The lines needed are those below that contain the word "placeholder"; copy each one.

**** Entries provided ****

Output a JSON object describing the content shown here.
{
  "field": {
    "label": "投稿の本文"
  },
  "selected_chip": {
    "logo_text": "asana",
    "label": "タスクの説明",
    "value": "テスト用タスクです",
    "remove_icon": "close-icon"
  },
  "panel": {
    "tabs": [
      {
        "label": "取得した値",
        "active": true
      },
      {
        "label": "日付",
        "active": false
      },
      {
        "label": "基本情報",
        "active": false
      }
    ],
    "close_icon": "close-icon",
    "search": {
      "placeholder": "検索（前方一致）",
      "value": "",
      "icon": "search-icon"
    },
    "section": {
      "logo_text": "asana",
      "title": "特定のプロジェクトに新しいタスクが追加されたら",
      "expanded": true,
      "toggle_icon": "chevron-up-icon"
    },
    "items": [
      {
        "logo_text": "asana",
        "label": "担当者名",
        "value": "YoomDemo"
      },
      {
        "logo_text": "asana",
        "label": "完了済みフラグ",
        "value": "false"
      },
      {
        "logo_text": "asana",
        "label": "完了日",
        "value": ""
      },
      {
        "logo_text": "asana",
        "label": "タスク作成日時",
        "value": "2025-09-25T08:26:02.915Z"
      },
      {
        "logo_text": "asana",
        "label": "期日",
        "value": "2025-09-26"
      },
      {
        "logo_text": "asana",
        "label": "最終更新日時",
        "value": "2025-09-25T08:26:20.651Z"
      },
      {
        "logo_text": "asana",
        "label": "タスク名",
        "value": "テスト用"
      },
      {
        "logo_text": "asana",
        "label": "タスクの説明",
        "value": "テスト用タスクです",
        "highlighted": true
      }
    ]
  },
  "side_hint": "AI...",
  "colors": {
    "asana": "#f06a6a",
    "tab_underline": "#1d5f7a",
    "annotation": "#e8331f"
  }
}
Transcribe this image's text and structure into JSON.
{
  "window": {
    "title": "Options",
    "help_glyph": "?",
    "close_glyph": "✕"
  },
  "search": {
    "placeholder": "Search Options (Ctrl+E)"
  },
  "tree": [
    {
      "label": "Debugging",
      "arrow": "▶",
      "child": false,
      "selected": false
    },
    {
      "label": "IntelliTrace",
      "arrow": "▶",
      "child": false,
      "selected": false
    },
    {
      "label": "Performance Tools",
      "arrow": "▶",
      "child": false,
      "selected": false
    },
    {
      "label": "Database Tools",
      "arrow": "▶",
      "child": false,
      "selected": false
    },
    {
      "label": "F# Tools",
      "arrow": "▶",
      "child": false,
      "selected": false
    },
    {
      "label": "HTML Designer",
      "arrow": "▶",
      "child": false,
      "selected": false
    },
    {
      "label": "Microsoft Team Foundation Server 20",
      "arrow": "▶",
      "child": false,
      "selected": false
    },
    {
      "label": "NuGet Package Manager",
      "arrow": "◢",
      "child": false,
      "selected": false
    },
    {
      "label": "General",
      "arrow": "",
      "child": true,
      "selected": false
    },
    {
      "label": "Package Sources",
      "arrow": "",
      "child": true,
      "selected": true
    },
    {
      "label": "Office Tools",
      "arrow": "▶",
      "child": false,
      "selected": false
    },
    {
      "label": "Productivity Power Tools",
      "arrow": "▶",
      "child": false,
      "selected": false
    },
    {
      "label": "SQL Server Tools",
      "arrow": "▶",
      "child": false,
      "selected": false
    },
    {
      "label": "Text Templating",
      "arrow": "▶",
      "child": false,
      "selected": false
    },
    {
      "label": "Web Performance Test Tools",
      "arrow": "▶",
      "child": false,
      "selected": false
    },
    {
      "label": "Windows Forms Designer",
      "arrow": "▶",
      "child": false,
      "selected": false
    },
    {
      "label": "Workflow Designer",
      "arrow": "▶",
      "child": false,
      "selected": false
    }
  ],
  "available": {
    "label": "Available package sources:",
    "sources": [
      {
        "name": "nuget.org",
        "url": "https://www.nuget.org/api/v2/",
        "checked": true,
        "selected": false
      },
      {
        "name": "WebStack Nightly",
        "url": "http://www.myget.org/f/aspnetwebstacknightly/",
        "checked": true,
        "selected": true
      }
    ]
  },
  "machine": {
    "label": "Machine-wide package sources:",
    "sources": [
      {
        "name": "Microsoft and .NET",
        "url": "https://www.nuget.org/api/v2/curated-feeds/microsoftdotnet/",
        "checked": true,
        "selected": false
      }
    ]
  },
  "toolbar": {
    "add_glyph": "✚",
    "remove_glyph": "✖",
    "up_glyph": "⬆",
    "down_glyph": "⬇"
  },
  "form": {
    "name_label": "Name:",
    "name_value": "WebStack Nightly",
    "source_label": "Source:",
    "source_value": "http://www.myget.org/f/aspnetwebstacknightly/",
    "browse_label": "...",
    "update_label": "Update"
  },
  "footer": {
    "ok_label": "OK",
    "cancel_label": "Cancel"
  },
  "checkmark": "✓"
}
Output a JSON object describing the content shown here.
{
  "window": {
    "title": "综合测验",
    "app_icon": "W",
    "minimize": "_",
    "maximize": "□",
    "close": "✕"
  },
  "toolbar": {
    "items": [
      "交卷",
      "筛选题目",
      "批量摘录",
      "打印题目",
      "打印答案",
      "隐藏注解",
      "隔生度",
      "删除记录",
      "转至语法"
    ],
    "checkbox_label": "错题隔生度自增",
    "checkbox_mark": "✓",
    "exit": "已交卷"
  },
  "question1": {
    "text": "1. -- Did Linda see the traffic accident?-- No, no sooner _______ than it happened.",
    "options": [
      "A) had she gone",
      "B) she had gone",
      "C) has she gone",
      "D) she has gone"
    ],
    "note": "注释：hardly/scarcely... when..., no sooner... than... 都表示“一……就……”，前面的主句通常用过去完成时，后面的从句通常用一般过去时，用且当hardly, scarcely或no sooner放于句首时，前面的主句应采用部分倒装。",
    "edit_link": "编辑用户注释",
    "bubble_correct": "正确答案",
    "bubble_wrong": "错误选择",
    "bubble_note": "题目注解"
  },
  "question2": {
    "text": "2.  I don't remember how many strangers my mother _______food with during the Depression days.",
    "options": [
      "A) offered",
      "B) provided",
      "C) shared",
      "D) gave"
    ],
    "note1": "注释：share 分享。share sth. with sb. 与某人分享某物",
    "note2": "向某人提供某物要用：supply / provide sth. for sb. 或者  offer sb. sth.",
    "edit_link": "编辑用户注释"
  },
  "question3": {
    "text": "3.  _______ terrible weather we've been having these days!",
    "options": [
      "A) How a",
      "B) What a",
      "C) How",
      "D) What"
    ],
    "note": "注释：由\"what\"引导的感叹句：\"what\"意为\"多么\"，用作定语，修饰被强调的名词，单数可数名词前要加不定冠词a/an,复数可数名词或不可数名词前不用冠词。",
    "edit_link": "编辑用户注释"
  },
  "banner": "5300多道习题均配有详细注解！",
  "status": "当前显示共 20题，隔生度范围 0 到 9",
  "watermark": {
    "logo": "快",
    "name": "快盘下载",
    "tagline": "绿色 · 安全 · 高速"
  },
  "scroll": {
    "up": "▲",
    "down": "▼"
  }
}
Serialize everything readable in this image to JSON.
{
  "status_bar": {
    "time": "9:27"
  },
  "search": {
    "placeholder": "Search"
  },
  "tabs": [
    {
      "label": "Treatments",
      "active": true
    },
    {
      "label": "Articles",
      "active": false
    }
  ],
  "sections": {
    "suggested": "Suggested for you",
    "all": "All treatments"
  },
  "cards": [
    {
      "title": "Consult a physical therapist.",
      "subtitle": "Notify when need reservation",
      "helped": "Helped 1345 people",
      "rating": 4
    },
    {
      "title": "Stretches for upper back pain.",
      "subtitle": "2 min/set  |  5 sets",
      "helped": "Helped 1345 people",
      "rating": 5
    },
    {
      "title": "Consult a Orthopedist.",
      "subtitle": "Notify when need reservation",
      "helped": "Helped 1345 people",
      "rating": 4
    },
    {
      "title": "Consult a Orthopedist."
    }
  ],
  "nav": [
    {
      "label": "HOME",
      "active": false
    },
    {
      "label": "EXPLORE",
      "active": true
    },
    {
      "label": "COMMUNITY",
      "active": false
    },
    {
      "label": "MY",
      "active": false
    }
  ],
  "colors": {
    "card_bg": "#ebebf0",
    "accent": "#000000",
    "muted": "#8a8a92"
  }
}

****

### [The completed task]
      "placeholder": "検索（前方一致）",
    "placeholder": "Search Options (Ctrl+E)"
    "placeholder": "Search"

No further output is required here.